The auto loan delinquency rate, i.e. the percentage of car buyers falling more than 60 days behind on their auto loan payments, increased to 0.95% in Q2 2014 compared to 0.87% in Q2 2013, a rise of 9%, according to figures published by TransUnion, a major credit information services company.
Compared to the first quarter of 2014, which posted a rate of 1%, auto loan delinquencies declined in the second quarter.
Auto loan debt in the US has increased every month for the last thirteen months, TransUnion informed.
In the second quarter, the average auto loan was $17,090, compared to $16,410 in the previous quarter, a 4.1% increase.
Despite the increase, the rate is well below the 1.05% average from 2007 to 2014.
Still relatively low
During the Great Recession the rate reached 1.59% in Q4 2008, and then fell to 0.86% in Q2 2012. The recent upward trend, however, should not be overly-worrying – it is still comparatively low.

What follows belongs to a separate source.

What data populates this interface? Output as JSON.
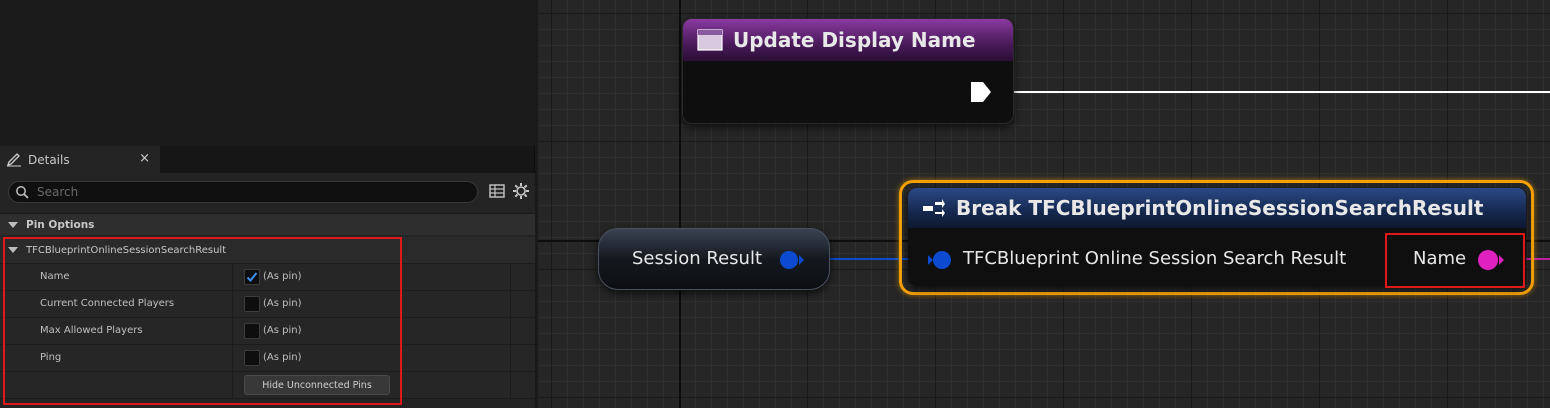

Peter Turek, automotive vice president for TransUnion, said:
“Auto lending remains similar to what we have observed during the last several quarters. Delinquency rates remain relatively low while auto loan balances keep rising – both metrics aided by increasing auto loan originations.”
“In fact, there are four million more auto loan accounts in the marketplace than we observed just last year. This means with more auto loans in the marketplace and a delinquency rate ticking higher, we now have several thousand more delinquent accounts than at the midpoint of 2013.”
In the second quarter, all but six US states reported an increase in auto loan delinquency rates compared to the same quarter a year earlier (the six posted either declines or no change).
The states with the highest increased rates of borrowers at least sixty days behind on their payments were Nebraska, Alaska, Michigan and Montana.
The biggest declines occurred in Oregon, S. Dakota and Hawaii.
Loan delinquency rates rose across all age groups, TransUnion said.
(Data source: TransUnion)